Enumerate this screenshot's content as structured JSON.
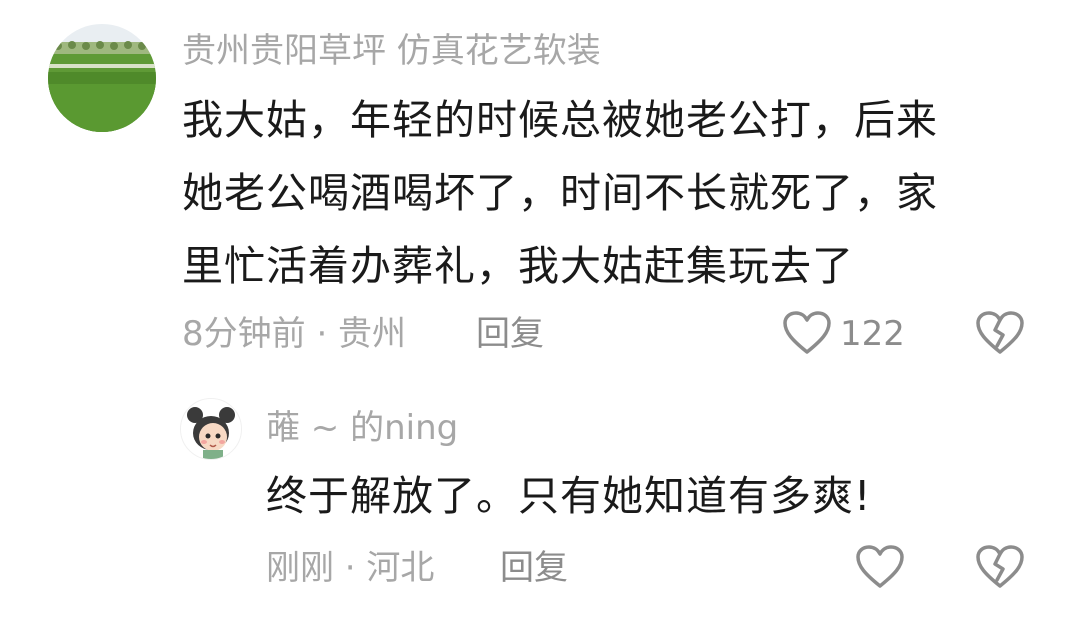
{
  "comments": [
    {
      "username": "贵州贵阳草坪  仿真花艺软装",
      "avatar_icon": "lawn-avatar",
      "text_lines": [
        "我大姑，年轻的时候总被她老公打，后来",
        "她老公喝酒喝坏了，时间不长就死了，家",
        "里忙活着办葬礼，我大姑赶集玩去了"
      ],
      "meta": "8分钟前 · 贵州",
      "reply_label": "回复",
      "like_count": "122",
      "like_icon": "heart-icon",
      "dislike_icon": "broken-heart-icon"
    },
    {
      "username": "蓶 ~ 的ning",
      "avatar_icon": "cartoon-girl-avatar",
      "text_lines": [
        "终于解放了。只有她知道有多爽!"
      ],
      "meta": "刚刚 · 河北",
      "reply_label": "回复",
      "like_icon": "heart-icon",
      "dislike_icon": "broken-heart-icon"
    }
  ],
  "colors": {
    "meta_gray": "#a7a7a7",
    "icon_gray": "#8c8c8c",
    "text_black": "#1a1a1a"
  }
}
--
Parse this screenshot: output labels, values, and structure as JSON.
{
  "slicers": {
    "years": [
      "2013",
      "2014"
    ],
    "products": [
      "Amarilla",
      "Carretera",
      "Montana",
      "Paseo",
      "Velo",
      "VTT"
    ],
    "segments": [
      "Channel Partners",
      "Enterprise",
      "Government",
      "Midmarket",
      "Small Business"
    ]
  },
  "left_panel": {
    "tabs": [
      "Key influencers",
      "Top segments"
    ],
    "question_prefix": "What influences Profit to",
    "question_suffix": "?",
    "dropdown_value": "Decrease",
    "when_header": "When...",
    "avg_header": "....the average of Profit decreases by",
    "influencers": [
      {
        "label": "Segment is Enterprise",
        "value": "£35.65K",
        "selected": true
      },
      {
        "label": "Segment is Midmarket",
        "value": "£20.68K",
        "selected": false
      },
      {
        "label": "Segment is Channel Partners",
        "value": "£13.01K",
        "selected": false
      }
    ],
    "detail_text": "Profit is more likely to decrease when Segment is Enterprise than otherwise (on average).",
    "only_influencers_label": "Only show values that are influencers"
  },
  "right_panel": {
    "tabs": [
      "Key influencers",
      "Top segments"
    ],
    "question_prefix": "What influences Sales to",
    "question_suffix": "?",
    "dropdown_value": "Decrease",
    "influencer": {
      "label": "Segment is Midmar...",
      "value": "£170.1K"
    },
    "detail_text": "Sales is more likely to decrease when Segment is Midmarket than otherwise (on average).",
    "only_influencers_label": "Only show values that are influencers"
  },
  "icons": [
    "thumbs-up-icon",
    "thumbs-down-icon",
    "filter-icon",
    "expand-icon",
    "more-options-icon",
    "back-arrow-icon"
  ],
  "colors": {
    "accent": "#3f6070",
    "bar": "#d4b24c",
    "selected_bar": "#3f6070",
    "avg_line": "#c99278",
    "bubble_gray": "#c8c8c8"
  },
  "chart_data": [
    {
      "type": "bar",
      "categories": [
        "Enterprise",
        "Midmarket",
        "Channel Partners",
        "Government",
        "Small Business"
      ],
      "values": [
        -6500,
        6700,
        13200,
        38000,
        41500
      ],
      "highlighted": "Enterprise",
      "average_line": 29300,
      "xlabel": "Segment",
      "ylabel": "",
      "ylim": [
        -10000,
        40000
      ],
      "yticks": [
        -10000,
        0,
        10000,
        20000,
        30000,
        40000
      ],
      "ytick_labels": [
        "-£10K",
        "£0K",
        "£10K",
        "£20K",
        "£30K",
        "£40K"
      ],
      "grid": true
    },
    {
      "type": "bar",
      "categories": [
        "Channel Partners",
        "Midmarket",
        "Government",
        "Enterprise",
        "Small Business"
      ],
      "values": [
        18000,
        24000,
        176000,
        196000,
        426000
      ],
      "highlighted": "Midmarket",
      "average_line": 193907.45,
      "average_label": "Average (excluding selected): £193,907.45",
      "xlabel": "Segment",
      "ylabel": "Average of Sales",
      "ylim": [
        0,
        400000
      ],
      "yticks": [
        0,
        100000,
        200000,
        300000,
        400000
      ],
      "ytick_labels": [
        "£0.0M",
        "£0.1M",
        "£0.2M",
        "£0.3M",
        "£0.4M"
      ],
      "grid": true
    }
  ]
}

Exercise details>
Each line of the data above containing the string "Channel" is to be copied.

Expected output>
      "Channel Partners",
        "label": "Segment is Channel Partners",
        "Channel Partners",
        "Channel Partners",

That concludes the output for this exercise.